And what of the man himself? An amateur footballer who played at the weekends after clocking off from work might not jump out as a likely candidate to found one of the most famous clubs of the most popular sport on the planet. Never considered the most gifted of footballers in his homeland, Kilpin was fêted in Italy as the “Lord” of Milan, the man who schooled Italians in the game and led his teams by example with utter dedication to the cause. Some – in particular his long-suffering wife – might say Kilpin went too far, particularly when he scarpered to Genoa for a match the night after his wedding, returning home to his bride with a bloodied nose after taking a kick to the face during the game.
He played football until the age of 43 because he kept himself in shape, but at the same time posed for the camera in his football kit with a cigarette in his hand and drank whisky before, during and after matches to recharge his batteries, to celebrate goals scored and help him to forget those conceded.
He died at the age of 46 in the middle of the Great War, childless and in poverty. Yet his legacy was a great one. The obituaries that appeared in the Italian sports papers were effusive: “For ten years the public, opponents, team-mates admired and applauded the virtue of the fighter and the ability of the peerless champion who is considered the greatest pioneer of Foot-Ball in Italy… he gifted all his inexhaustible energy, he loved and taught us, not like a foreigner but like a brother…Kilpin, a name that is almost everything in the history of our football.”
Quickly forgotten in an unnamed vault on the outskirts of Milan, over eighty years after his death an amateur historian found Kilpin’s final resting place and the club arranged for his remains to be reinterred in the more fitting setting of the Monumental Cemetery in the city centre.
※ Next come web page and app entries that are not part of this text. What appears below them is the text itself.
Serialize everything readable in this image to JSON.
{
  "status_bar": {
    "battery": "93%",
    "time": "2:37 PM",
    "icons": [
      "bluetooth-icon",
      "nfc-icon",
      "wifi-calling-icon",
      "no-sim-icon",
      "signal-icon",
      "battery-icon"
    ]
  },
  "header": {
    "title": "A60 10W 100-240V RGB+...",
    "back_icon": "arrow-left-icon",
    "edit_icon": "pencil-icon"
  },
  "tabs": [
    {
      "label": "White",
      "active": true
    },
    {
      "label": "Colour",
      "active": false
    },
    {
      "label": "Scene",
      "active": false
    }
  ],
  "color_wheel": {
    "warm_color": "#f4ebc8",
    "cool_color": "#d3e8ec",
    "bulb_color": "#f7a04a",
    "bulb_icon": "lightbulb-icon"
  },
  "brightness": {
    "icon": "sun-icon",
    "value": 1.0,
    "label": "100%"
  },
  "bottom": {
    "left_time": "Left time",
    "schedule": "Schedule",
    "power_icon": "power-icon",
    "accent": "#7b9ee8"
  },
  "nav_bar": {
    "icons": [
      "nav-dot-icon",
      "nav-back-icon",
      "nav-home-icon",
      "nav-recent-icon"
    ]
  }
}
And then a rather marvellous thing happened: Kilpin became the 21st century icon for the AC Milan fan base, for those who had tired of the commercialism and badge-kissing of the modern game and who yearned for the simpler age of the gentleman-amateur, when footballers had played for the love of the game.
Kilpin’s name was seen on the back of replica shirts sold outside the San Siro stadium on match days, while a banner with a caricature of “Il Lord” in full flight appeared among the ultras on the ground’s Curva Sud. Incredibile!
The fans remain proud of the English origins of their club as is reflected in the name itself, which fascism couldn’t permanently change to the Italianised AC Milano. Some Milan fans started a social media campaign to induct Kilpin into the Famedio, the city’s Hall of Fame, where the names of the great and good are etched onto a stone plaque in a roll of honour. It took a couple of years of trying but eventually, in November 2010, Herbert Kilpin’s name appeared on that plaque.
They say a prophet is never honoured in his own land. To date, the article which appeared in the Post and a ten-minute BBC Nottingham film by Colin Hazelden a few years ago is about him. Hopefully this will now change. A plaque marking his birthplace would be something but maybe it would be more meaningful to arrange a school football tournament every year: a “Kilpin Trophy”, to show young people what can be achieved if you put your mind to it.
The son of a Nottingham butcher went, stayed and gave much to the people of that far-off sunny land beyond the mountains, and for this he has been remembered by them. Now it’s our turn to remember Kilpin, too.
Robert Nieri is a lawyer by day; by night he has been consumed with researching and writing this book about NG1’s moustachioed footballing pioneer. It has taken six and a half years to complete the labour of love and now, after having the doyen of English football writers, Brian Glanville, proof the manuscript, he’s on the search for a publisher...